START Records for this task
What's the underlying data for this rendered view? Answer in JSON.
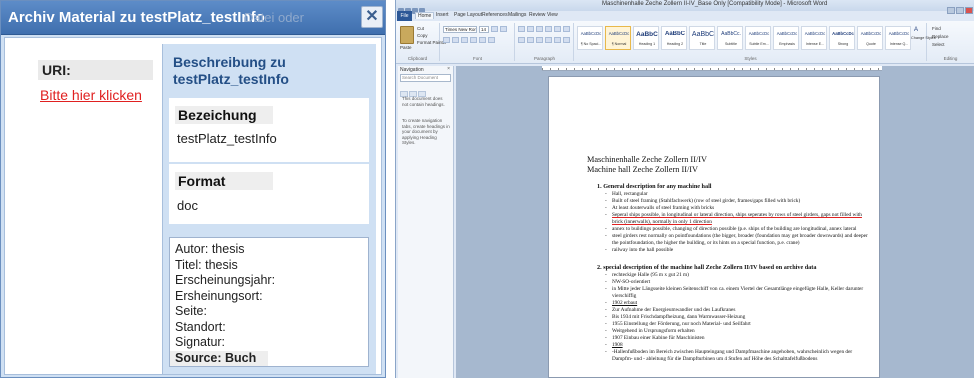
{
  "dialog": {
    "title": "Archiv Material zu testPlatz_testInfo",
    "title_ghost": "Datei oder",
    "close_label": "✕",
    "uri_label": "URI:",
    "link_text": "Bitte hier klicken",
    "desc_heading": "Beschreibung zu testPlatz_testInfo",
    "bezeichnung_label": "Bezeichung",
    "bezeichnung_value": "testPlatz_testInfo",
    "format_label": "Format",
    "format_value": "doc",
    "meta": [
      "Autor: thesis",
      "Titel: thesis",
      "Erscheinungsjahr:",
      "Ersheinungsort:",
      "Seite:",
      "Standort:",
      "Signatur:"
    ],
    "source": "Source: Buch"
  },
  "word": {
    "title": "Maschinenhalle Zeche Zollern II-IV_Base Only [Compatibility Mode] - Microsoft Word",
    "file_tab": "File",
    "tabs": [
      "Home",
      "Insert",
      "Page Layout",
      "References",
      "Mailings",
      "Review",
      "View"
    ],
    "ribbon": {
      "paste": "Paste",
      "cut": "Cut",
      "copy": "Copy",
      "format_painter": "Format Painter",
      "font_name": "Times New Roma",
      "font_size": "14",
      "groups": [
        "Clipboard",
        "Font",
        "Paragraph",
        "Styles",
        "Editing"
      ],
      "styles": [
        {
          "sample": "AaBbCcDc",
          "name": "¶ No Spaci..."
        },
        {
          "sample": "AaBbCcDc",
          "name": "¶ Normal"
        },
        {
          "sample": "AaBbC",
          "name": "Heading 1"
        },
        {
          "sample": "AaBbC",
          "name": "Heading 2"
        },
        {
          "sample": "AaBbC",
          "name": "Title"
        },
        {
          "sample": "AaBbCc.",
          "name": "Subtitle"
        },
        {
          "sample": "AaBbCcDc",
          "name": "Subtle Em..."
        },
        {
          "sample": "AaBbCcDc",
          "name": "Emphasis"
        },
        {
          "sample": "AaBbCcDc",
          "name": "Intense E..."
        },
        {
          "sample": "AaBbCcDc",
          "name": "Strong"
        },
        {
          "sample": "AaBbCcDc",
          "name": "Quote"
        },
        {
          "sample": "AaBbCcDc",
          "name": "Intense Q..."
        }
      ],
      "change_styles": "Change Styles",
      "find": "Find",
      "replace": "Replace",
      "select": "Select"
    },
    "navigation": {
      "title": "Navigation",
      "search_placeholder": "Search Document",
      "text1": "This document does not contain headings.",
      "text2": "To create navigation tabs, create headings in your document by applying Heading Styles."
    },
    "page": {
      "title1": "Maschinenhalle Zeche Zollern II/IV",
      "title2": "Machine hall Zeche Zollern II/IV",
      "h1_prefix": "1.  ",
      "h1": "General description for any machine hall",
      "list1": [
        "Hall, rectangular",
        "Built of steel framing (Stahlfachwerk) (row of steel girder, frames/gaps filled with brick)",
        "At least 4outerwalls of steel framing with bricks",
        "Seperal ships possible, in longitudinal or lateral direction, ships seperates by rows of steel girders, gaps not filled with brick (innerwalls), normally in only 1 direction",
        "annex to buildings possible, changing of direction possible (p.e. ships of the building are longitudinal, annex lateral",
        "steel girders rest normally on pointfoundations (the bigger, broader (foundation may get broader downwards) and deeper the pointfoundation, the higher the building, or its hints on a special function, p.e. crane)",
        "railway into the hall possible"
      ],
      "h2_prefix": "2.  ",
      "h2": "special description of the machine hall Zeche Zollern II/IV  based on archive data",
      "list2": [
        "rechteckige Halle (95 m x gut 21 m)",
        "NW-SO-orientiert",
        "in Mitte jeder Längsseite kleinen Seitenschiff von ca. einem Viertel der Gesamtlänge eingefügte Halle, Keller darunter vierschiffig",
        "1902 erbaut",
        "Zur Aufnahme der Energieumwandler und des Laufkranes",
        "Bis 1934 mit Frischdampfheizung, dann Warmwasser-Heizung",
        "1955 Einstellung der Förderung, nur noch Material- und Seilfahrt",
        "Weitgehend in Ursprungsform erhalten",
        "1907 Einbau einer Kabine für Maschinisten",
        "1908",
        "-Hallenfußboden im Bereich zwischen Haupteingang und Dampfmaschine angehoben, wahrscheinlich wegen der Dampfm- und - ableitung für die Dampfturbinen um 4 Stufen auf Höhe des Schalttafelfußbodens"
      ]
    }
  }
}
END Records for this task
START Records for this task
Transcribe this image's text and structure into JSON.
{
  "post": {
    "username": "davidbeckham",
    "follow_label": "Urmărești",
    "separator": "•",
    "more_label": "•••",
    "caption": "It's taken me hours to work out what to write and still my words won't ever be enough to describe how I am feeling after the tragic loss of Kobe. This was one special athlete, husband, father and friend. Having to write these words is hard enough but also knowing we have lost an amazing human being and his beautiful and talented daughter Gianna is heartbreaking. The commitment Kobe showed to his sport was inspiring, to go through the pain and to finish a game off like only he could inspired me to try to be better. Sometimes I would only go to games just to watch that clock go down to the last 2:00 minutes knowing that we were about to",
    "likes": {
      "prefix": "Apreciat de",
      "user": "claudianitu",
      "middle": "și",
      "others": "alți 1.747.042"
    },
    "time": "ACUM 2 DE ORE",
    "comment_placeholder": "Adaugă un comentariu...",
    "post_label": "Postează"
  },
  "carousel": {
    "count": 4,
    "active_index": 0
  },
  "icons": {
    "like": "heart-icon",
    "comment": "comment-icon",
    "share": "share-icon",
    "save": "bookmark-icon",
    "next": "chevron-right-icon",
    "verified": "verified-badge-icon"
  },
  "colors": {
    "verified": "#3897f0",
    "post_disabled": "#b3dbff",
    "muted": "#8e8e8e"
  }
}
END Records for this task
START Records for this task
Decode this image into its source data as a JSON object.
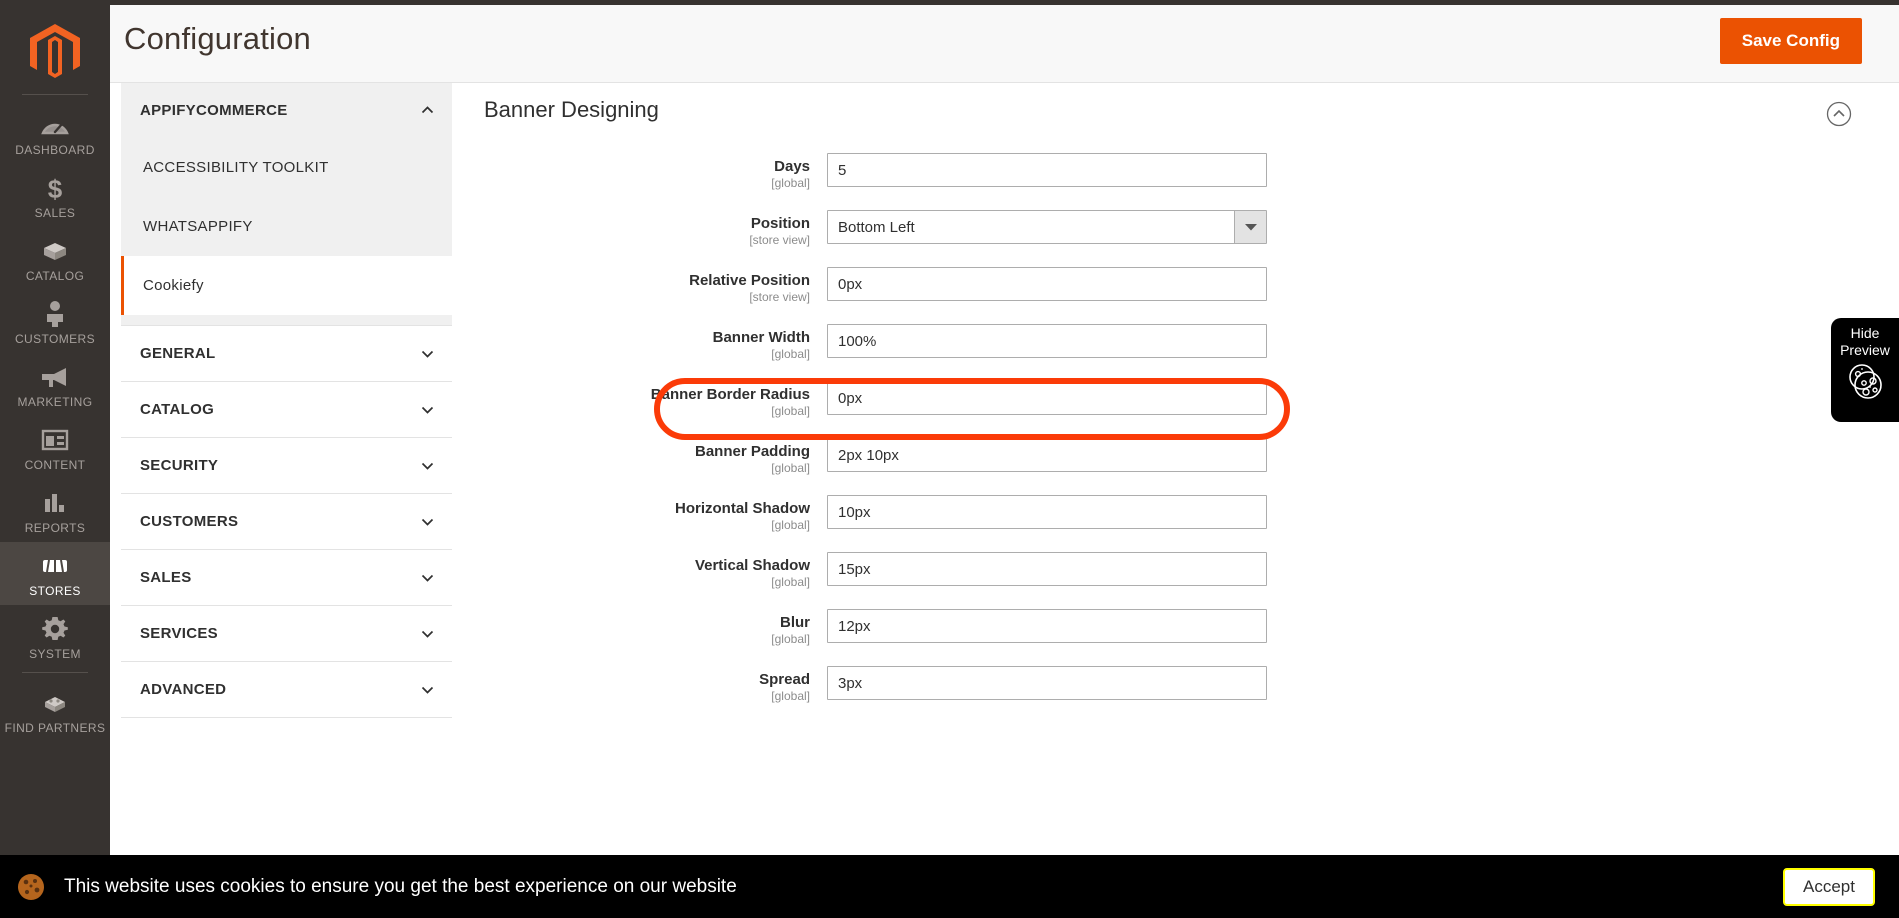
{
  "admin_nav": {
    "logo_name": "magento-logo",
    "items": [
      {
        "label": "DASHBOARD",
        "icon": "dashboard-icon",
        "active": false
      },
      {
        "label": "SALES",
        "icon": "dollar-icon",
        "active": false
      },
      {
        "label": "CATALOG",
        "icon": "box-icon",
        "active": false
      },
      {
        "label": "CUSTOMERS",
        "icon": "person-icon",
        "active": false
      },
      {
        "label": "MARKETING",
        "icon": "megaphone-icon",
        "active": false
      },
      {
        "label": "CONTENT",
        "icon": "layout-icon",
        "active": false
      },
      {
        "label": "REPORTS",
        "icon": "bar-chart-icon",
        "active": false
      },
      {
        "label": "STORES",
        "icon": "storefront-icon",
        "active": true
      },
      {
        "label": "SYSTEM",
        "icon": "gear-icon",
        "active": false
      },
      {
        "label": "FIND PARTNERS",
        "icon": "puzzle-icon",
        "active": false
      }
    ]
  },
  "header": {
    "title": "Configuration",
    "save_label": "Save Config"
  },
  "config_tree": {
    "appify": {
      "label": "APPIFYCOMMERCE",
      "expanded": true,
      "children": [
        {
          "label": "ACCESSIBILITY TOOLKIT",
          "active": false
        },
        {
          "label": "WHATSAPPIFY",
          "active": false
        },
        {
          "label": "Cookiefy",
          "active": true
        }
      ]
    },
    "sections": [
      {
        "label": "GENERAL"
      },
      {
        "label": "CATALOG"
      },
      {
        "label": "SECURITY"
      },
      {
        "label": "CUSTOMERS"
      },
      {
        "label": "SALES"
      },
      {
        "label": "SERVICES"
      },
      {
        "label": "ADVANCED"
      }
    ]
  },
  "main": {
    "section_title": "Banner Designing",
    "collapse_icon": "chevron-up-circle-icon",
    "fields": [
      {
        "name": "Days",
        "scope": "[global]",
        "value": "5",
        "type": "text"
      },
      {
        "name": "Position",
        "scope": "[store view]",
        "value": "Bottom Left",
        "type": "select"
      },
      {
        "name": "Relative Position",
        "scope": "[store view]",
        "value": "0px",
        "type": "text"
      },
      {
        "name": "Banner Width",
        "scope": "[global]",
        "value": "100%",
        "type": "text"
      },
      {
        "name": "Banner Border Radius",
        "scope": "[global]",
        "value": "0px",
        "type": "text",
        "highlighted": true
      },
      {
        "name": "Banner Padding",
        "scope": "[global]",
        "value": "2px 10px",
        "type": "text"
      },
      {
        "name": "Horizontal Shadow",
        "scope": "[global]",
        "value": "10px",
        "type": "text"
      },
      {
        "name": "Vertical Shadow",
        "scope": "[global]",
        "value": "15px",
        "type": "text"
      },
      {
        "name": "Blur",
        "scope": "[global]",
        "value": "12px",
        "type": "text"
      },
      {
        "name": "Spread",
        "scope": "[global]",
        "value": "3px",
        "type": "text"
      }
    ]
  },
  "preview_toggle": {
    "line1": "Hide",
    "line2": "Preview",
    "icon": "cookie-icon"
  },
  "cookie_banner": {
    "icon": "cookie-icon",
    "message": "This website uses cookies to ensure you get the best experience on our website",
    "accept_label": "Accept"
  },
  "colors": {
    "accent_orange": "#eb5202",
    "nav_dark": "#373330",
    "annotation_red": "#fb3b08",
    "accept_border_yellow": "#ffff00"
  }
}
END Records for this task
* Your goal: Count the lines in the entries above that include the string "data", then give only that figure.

* Result: 3